Plasmodium falciparum parasites deploy RhopH2 into the host erythrocyte to obtain nutrients, grow and replicate

Elife. 2017 Mar 2;6:e23217. doi: 10.7554/eLife.23217.


Plasmodium falciparum parasites, the causative agents of malaria, modify their host erythrocyte to render them permeable to supplementary nutrient uptake from the plasma and for removal of toxic waste. Here we investigate the contribution of the rhoptry protein RhopH2, in the formation of new permeability pathways (NPPs) in Plasmodium-infected erythrocytes. We show RhopH2 interacts with RhopH1, RhopH3, the erythrocyte cytoskeleton and exported proteins involved in host cell remodeling. Knockdown of RhopH2 expression in cycle one leads to a depletion of essential vitamins and cofactors and decreased de novo synthesis of pyrimidines in cycle two. There is also a significant impact on parasite growth, replication and transition into cycle three. The uptake of solutes that use NPPs to enter erythrocytes is also reduced upon RhopH2 knockdown. These findings provide direct genetic support for the contribution of the RhopH complex in NPP activity and highlight the importance of NPPs to parasite survival.

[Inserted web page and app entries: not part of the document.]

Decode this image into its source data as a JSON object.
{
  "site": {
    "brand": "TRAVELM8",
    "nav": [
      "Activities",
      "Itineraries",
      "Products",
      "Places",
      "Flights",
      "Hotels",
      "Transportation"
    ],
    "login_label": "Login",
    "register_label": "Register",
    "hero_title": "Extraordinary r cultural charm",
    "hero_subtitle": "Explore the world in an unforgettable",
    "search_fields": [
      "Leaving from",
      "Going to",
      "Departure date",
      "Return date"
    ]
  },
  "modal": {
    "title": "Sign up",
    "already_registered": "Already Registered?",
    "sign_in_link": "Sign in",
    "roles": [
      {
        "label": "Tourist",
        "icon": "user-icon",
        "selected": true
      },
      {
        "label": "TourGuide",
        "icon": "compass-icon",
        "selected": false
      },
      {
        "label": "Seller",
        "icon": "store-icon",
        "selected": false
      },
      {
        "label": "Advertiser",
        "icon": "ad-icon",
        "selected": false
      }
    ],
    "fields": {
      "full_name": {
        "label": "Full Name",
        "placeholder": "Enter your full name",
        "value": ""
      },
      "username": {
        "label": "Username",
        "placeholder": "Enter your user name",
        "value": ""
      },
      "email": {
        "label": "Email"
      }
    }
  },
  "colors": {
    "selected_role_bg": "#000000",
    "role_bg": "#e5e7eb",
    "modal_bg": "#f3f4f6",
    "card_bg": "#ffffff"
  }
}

Keywords: Inducible expression; P. berghei; cell biology; host cell remodeling; infectious disease; microbiology; rhoptry.

Publication types

  • Research Support, Non-U.S. Gov't

MeSH terms

  • Animals
  • Cytoskeleton / metabolism
  • Erythrocytes / parasitology*
  • Host-Pathogen Interactions*
  • Humans
  • Mice
  • Plasmodium falciparum / growth & development*
  • Plasmodium falciparum / metabolism*
  • Protozoan Proteins / metabolism*
  • Pyrimidines / metabolism
  • Vitamins / metabolism


  • Protozoan Proteins
  • Pyrimidines
  • Vitamins
  • rhoptry-associated antigen-2, Plasmodium

Grant support

The funders had no role in study design, data collection and interpretation, or the decision to submit the work for publication.